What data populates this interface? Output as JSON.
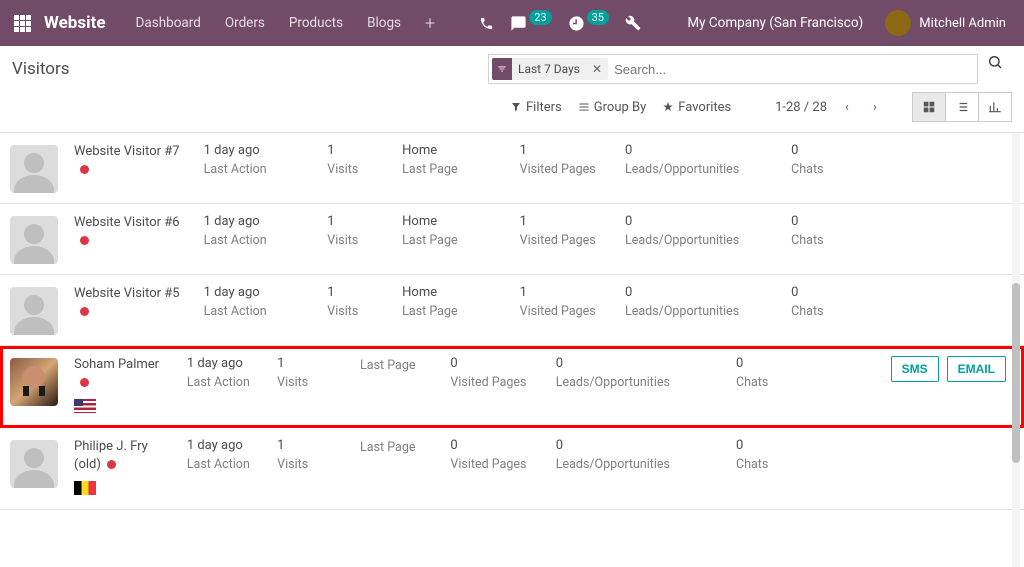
{
  "topbar": {
    "brand": "Website",
    "nav": [
      "Dashboard",
      "Orders",
      "Products",
      "Blogs"
    ],
    "chat_count": "23",
    "sched_count": "35",
    "company": "My Company (San Francisco)",
    "user": "Mitchell Admin"
  },
  "page": {
    "title": "Visitors",
    "filter_facet": "Last 7 Days",
    "search_placeholder": "Search...",
    "filters_label": "Filters",
    "groupby_label": "Group By",
    "favorites_label": "Favorites",
    "pager": "1-28 / 28"
  },
  "labels": {
    "last_action": "Last Action",
    "visits": "Visits",
    "last_page": "Last Page",
    "visited_pages": "Visited Pages",
    "leads": "Leads/Opportunities",
    "chats": "Chats",
    "sms": "SMS",
    "email": "EMAIL"
  },
  "visitors": [
    {
      "name": "Website Visitor #7",
      "time": "1 day ago",
      "visits": "1",
      "last_page": "Home",
      "pages": "1",
      "leads": "0",
      "chats": "0",
      "flag": "",
      "photo": false,
      "highlight": false,
      "compact": false,
      "last_page_empty": false
    },
    {
      "name": "Website Visitor #6",
      "time": "1 day ago",
      "visits": "1",
      "last_page": "Home",
      "pages": "1",
      "leads": "0",
      "chats": "0",
      "flag": "",
      "photo": false,
      "highlight": false,
      "compact": false,
      "last_page_empty": false
    },
    {
      "name": "Website Visitor #5",
      "time": "1 day ago",
      "visits": "1",
      "last_page": "Home",
      "pages": "1",
      "leads": "0",
      "chats": "0",
      "flag": "",
      "photo": false,
      "highlight": false,
      "compact": false,
      "last_page_empty": false
    },
    {
      "name": "Soham Palmer",
      "time": "1 day ago",
      "visits": "1",
      "last_page": "",
      "pages": "0",
      "leads": "0",
      "chats": "0",
      "flag": "us",
      "photo": true,
      "highlight": true,
      "compact": true,
      "last_page_empty": true
    },
    {
      "name": "Philipe J. Fry (old)",
      "time": "1 day ago",
      "visits": "1",
      "last_page": "",
      "pages": "0",
      "leads": "0",
      "chats": "0",
      "flag": "be",
      "photo": false,
      "highlight": false,
      "compact": true,
      "last_page_empty": true
    }
  ]
}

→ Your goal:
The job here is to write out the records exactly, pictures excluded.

→ Your solution:
What data populates this interface? Output as JSON.
{
  "topbar": {
    "brand": "Website",
    "nav": [
      "Dashboard",
      "Orders",
      "Products",
      "Blogs"
    ],
    "chat_count": "23",
    "sched_count": "35",
    "company": "My Company (San Francisco)",
    "user": "Mitchell Admin"
  },
  "page": {
    "title": "Visitors",
    "filter_facet": "Last 7 Days",
    "search_placeholder": "Search...",
    "filters_label": "Filters",
    "groupby_label": "Group By",
    "favorites_label": "Favorites",
    "pager": "1-28 / 28"
  },
  "labels": {
    "last_action": "Last Action",
    "visits": "Visits",
    "last_page": "Last Page",
    "visited_pages": "Visited Pages",
    "leads": "Leads/Opportunities",
    "chats": "Chats",
    "sms": "SMS",
    "email": "EMAIL"
  },
  "visitors": [
    {
      "name": "Website Visitor #7",
      "time": "1 day ago",
      "visits": "1",
      "last_page": "Home",
      "pages": "1",
      "leads": "0",
      "chats": "0",
      "flag": "",
      "photo": false,
      "highlight": false,
      "compact": false,
      "last_page_empty": false
    },
    {
      "name": "Website Visitor #6",
      "time": "1 day ago",
      "visits": "1",
      "last_page": "Home",
      "pages": "1",
      "leads": "0",
      "chats": "0",
      "flag": "",
      "photo": false,
      "highlight": false,
      "compact": false,
      "last_page_empty": false
    },
    {
      "name": "Website Visitor #5",
      "time": "1 day ago",
      "visits": "1",
      "last_page": "Home",
      "pages": "1",
      "leads": "0",
      "chats": "0",
      "flag": "",
      "photo": false,
      "highlight": false,
      "compact": false,
      "last_page_empty": false
    },
    {
      "name": "Soham Palmer",
      "time": "1 day ago",
      "visits": "1",
      "last_page": "",
      "pages": "0",
      "leads": "0",
      "chats": "0",
      "flag": "us",
      "photo": true,
      "highlight": true,
      "compact": true,
      "last_page_empty": true
    },
    {
      "name": "Philipe J. Fry (old)",
      "time": "1 day ago",
      "visits": "1",
      "last_page": "",
      "pages": "0",
      "leads": "0",
      "chats": "0",
      "flag": "be",
      "photo": false,
      "highlight": false,
      "compact": true,
      "last_page_empty": true
    }
  ]
}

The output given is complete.